For example, your liver synthesises essential hormones and mediators and manages reserves on the physical level, whereas psychologically it governs our ability to process our life and synthesise wisdom from experience, organise our lives and make plans. It’s virtually the same function but on a different level. It governs our strength and muscle tone to protect us and generates anger to alert us of invasions of our boundaries.

Let’s look at anger for example. Anger in the positive form generates movement or change away from something that is not good for us. Anger rises, moving up through the body. If you want to express it in a healthy way you need to be active especially movement of the upper body and arms to release the emotion. Things like gardening, going to batting cages, golf, dancing or going to boxing classes can really help.

Upper body movements like dancing, boxing and golf help to release pent-up anger from the body.

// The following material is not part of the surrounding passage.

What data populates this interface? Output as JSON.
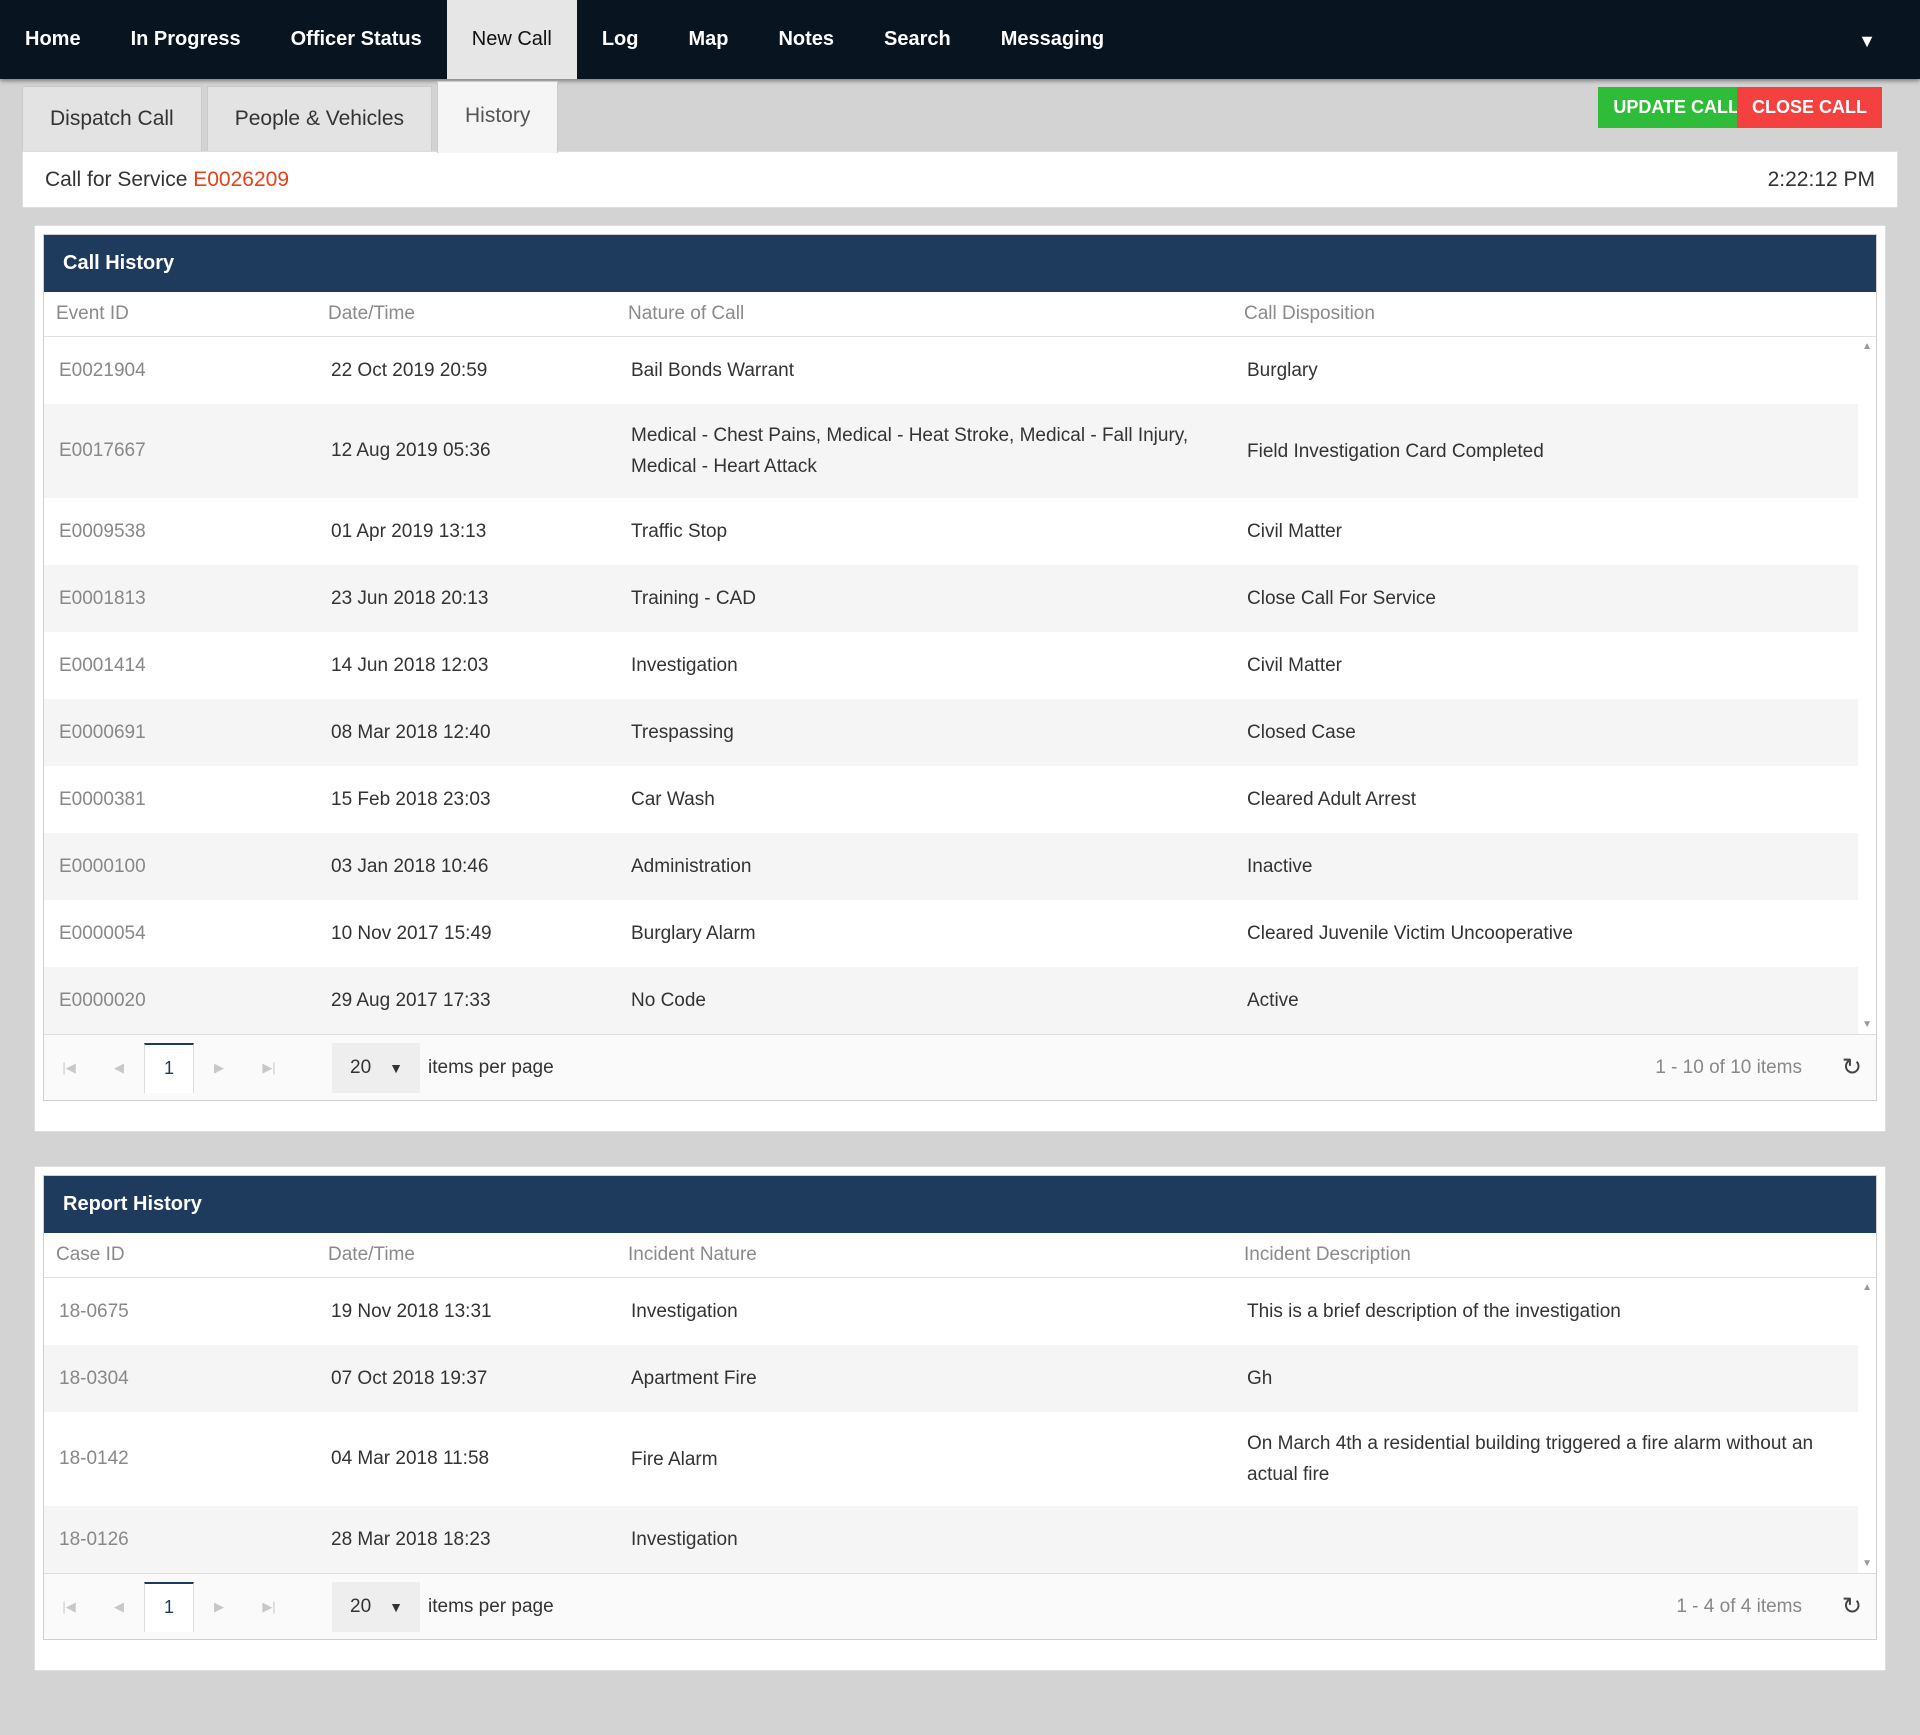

If you don’t express and release the emotion it will need to be stored. Emotions not expressed usually sit in the diaphragm before being moved to a storage location within the body. The gall bladder is located next to the liver and stores bile made in the liver to be released when needed to facilitate digestion. It gives us the energy to digest life and get things done, or to put a plan that began in the liver into action and it determines our ability to make decisions. It regulates strength and flexibility of our tendons so we can work in a flexible way. It gives us the courage to keep moving on our path. When our anger is not expressed in a healthy way it becomes pathological. If it is not expressed at all it moves into the gall bladder and becomes bitterness and resentment.

This close relationship of the liver and gall bladder is just one example of the connections between all of the body organs, endocrine glands and parts with our emotional states.

Your body, mind, and spirit are integral parts of the one thing, we are multidimensional. Our physical bodies are built to create emotions, they are an integral part of the human experience, so allowing yourself to feel the emotions in that moment of time and then letting them go will allow for a much healthier experience.

How to let your emotions go

Releasing emotions so that they are not stored in your body involves two steps – first you need to have awareness about your body and be constantly observing your thoughts and emotions. Without this conscious recognition, our emotions come and go without notice and are easily stored in the body, which can create dis-ease. Next, we need to have some tools to release them. Moving your body is a great way, as mentioned above but it can also help to have a Holographic Kinetics healing session to help to shift the emotions. This kind of emotional release is a powerful way to shed any emotions that don’t serve you so that you can live your life to your fullest potential.

Other therapies like hypnotherapy, life line technique and kinesiology can also help to move emotional congestion. Every person benefits from having these types of therapies now and then to remove any layers of emotional stagnation that can be affecting your physiology and your life.

Want to release some emotional toxicity? Make a Holographic Kinetics or Hypnotherapy appointment by calling 07 3367 0337 now.